### Provided data
####

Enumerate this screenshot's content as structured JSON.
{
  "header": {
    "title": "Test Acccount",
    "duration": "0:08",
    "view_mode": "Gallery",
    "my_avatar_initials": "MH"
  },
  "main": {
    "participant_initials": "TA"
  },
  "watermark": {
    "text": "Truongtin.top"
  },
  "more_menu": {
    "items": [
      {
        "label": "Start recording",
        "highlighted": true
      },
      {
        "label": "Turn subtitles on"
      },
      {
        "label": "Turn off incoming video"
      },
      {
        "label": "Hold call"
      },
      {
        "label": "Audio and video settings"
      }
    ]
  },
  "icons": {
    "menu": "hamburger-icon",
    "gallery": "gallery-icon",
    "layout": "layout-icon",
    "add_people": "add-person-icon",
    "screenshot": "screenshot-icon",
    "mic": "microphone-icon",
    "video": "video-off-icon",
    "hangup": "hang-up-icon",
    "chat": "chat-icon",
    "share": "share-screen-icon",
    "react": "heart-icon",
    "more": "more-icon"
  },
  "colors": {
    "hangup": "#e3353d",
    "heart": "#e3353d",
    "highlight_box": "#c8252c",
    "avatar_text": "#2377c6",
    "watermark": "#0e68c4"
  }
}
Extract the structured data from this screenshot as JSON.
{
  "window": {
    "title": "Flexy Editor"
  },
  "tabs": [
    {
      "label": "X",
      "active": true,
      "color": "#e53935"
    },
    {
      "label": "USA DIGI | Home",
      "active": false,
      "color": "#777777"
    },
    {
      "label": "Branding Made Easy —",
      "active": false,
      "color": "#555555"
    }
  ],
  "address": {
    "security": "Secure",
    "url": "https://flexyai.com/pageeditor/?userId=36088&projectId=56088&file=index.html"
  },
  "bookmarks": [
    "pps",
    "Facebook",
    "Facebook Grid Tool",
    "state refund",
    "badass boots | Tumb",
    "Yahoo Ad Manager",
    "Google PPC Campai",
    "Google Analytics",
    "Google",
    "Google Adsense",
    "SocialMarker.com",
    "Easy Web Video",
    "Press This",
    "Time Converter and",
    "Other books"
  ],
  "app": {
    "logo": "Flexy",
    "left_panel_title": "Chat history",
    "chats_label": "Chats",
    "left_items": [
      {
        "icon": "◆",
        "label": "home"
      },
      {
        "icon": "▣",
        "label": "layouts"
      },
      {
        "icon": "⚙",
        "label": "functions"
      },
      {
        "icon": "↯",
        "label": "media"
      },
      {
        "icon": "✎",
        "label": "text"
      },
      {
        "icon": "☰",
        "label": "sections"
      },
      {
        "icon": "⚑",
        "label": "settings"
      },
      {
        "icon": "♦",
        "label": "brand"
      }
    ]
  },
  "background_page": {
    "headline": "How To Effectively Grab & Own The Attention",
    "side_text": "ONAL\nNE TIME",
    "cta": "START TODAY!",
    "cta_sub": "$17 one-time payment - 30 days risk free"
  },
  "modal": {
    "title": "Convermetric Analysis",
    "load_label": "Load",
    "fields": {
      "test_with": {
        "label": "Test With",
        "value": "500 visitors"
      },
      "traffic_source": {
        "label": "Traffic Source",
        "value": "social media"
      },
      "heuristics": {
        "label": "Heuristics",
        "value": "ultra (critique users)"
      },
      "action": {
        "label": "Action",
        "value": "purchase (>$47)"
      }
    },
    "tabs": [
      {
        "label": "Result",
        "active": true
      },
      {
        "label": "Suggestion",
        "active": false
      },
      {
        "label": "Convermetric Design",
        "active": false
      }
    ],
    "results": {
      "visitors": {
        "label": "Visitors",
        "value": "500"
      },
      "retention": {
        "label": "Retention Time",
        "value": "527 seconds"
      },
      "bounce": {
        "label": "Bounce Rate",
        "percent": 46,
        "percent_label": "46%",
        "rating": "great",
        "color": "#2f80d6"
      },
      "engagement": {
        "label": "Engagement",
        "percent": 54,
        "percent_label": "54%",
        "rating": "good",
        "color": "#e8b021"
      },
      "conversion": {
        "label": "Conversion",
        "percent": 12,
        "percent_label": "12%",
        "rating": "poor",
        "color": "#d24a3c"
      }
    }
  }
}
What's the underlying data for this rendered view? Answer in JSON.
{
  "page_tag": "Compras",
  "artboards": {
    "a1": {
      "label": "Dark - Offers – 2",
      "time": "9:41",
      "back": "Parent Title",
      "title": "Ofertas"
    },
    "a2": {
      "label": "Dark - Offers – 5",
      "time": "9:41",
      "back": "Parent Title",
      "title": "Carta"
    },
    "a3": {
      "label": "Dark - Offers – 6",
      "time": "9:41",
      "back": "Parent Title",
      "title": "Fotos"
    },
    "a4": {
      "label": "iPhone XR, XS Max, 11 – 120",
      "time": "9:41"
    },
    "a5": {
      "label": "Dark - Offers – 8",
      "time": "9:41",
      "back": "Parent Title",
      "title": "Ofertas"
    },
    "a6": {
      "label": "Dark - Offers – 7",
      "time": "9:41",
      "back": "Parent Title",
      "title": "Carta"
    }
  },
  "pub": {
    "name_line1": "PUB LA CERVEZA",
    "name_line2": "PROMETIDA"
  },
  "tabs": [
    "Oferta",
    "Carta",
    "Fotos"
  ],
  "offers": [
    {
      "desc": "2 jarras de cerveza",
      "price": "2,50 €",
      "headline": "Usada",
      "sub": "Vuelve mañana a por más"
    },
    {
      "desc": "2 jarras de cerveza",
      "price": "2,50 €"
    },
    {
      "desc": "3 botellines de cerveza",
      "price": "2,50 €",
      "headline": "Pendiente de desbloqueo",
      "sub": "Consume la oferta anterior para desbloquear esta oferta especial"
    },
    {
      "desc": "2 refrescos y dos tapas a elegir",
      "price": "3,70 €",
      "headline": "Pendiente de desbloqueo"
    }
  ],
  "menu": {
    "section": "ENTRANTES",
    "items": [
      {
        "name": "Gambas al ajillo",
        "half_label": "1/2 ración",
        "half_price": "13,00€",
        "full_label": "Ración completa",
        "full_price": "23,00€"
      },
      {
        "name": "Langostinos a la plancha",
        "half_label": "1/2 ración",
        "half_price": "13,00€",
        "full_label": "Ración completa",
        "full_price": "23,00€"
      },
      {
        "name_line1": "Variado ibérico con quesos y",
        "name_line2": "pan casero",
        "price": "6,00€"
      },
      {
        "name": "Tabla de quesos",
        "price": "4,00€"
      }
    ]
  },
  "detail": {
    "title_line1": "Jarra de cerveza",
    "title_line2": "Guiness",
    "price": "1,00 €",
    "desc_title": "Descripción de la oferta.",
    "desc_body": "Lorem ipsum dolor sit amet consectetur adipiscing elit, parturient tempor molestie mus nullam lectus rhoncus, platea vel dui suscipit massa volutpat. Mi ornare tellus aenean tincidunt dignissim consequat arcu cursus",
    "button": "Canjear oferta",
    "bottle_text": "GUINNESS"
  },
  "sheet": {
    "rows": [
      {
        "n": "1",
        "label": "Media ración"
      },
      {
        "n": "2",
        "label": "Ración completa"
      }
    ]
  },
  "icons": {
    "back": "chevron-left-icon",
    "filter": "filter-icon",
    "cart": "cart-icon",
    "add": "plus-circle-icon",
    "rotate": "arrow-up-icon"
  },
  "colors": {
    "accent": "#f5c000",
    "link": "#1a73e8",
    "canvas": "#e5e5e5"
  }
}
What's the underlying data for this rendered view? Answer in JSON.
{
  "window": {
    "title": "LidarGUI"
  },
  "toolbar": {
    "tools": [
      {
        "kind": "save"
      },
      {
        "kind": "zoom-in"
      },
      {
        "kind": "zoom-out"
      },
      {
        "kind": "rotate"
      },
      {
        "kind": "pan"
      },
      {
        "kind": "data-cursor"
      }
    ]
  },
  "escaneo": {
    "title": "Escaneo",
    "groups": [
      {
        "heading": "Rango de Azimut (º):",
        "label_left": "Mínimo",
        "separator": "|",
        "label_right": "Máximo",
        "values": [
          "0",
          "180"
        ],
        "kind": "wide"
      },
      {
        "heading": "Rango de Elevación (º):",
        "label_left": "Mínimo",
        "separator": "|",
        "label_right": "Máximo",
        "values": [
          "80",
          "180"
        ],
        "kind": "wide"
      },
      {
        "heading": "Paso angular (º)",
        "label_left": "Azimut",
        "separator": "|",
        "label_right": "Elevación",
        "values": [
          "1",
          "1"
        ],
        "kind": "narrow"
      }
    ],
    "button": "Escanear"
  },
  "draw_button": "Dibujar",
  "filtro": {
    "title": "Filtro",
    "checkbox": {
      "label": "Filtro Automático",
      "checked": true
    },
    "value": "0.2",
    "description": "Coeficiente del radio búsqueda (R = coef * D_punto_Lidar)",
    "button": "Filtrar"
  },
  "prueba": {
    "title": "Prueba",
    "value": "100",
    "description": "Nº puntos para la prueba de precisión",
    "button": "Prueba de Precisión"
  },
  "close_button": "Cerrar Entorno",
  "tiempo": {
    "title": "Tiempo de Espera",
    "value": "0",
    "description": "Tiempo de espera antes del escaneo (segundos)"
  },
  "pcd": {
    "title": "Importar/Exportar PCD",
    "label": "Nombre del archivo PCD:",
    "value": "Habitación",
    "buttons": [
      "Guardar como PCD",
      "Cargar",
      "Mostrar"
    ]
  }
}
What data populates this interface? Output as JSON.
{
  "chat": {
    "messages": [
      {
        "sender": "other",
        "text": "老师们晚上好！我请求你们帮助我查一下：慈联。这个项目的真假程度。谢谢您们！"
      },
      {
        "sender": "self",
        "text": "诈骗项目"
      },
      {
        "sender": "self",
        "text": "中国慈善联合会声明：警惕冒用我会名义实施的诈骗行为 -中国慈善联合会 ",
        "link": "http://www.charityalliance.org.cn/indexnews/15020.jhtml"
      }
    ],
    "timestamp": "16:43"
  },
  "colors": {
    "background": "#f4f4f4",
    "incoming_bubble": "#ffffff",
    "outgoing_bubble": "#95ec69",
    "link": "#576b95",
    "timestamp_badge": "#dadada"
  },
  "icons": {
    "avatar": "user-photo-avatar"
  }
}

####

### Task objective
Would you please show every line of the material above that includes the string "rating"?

### Problem solution
        "rating": "great",
        "rating": "good",
        "rating": "poor",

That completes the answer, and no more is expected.